Website and app data records
····················
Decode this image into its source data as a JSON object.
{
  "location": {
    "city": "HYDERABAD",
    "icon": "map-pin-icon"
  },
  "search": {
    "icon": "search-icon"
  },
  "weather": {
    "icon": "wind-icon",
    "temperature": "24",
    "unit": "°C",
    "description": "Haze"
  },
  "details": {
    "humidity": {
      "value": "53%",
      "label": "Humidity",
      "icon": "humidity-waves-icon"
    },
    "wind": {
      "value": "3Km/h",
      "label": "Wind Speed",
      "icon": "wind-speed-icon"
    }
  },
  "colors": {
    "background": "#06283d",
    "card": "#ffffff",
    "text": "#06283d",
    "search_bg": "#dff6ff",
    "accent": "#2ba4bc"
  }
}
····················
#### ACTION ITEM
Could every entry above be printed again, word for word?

#### WORKED SOLUTION
Decode this image into its source data as a JSON object.
{
  "location": {
    "city": "HYDERABAD",
    "icon": "map-pin-icon"
  },
  "search": {
    "icon": "search-icon"
  },
  "weather": {
    "icon": "wind-icon",
    "temperature": "24",
    "unit": "°C",
    "description": "Haze"
  },
  "details": {
    "humidity": {
      "value": "53%",
      "label": "Humidity",
      "icon": "humidity-waves-icon"
    },
    "wind": {
      "value": "3Km/h",
      "label": "Wind Speed",
      "icon": "wind-speed-icon"
    }
  },
  "colors": {
    "background": "#06283d",
    "card": "#ffffff",
    "text": "#06283d",
    "search_bg": "#dff6ff",
    "accent": "#2ba4bc"
  }
}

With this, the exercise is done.